Utahredrock supporter Tom Collins helped me pack up this week. He helped out a lot these past couple of weeks. I am now loaded up and about to head west on Interstate 10. It's crazy how much stuff I have at the end of the show--Quartzsite is a great place to buy and stock up.

Scroll down to view the "Portraits of Quartzsite" series, dedicated to the interesting characters I met during the 2008 season. The series is just beyond photos of new inventory.

Wednesday, February 20, 2008

With Darla

The Airstreaming Rock Dealer and Darla. I was blessed, really blessed, to have many friends come visit me in remote Quartzsite. Here I am with my dear friend Darla.

The Final Weekend

Closing up shop this past Saturday, my second to last day open for business in Quartzsite.

The Q Marketplace

Another day at the market with Darla's beaming smile and me seriously at work!

Conducting Business

Me, two customers, and Tom Collins (far right) who helped considerably in the last weeks of the show.

A Man and His Airstream

Looking somewhat beat at the end of a long day, here I am with my 1973 Airstream.

Photo by Bryan Edmonds.

Thursday, February 14, 2008

Campo del Cielo Meteorite

31 pound Campo del Cielo meteorite (April update: on hold with customer). We have all types of meteorites and all sizes starting at $15. This piece is museum quality. Wooden foo dog in rear (sold).

Pietersite Pendant by Lebe Loola

Pietersite is a stone from Namibia. This pendant ($375) is a good example of the simple but elegant work of Amy Sorensen's Lebe Loola line of jewelry. To see a few more pieces, as well as a handful of other jewelry currently available from Utahredrock, go to the Archive (upper right of this page) and click on the year 1999.

Buddha Carved in Relief (and other pieces)

March 3rd update: The Buddha in relief has sold . . . items in background still available.

Foo Dog, Amber Figurines, Carved Stone Discs, Amethyst

March 3rd update: Big foo dog has sold, other items still available.

Horses in Stone

Two horses playing. Carved from stone, approximately 150 pounds ($750). These horses are available to southern California residents. They are at a friend's warehouse in North Hollywood. Please call me if interested: 928.300.8010. Jim.
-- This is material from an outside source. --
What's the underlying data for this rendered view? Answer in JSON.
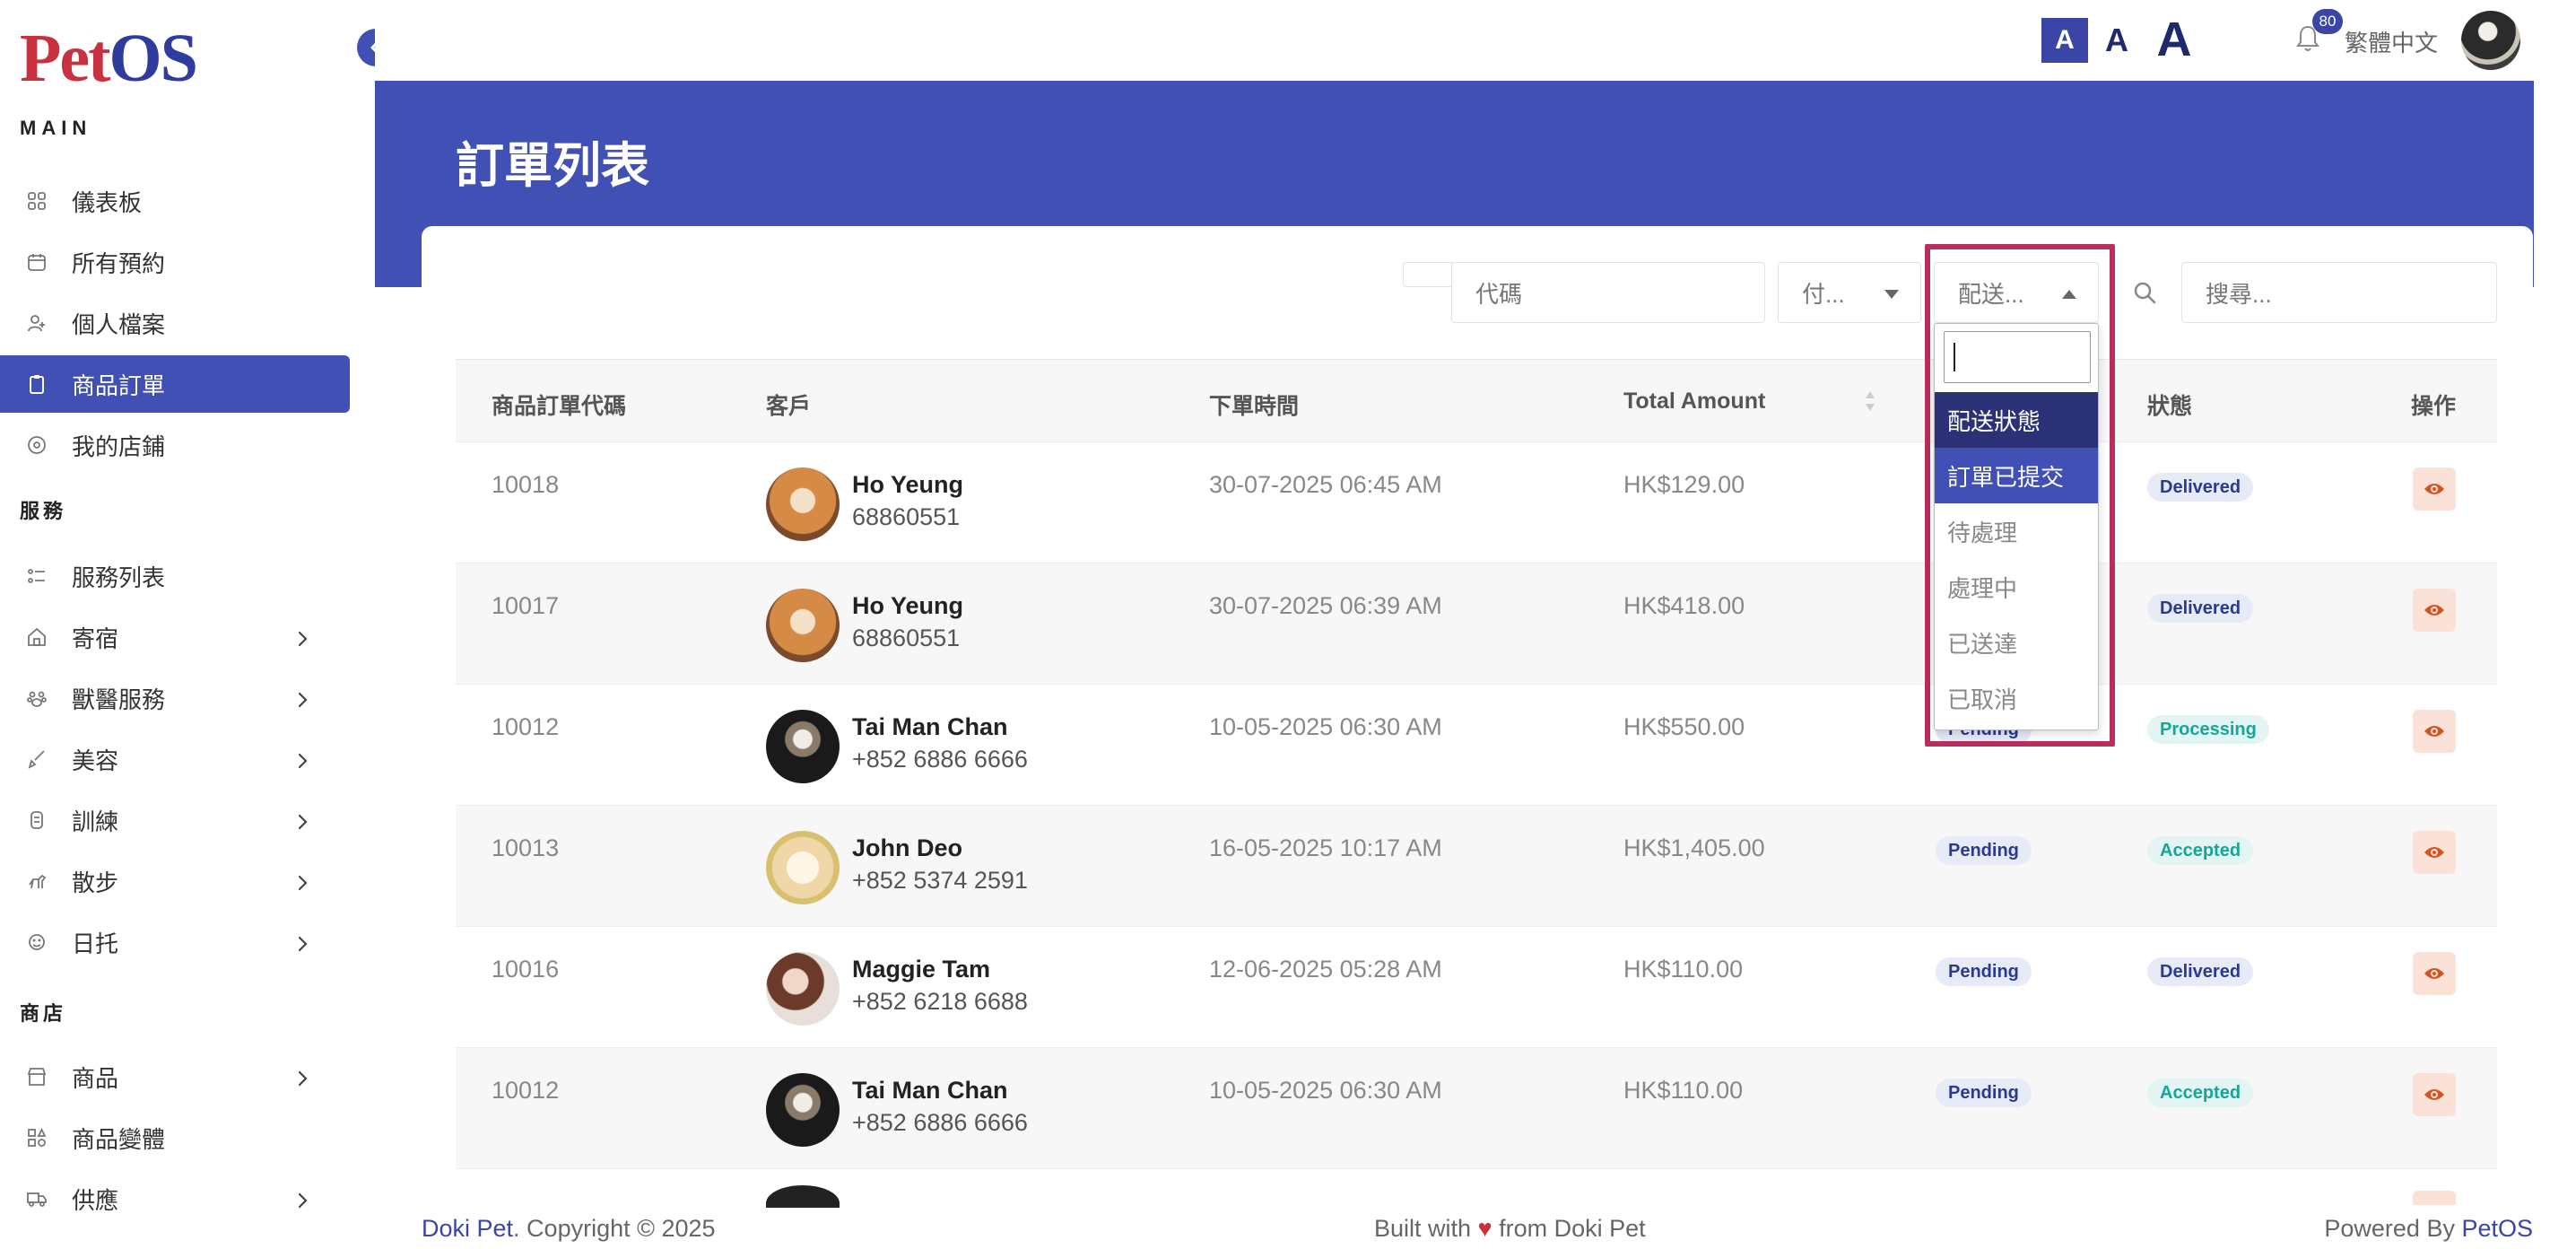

Fossil Products from Utahredrock

Trilobites, orthoceras, mosasaurus, ammonites--all from Morocco.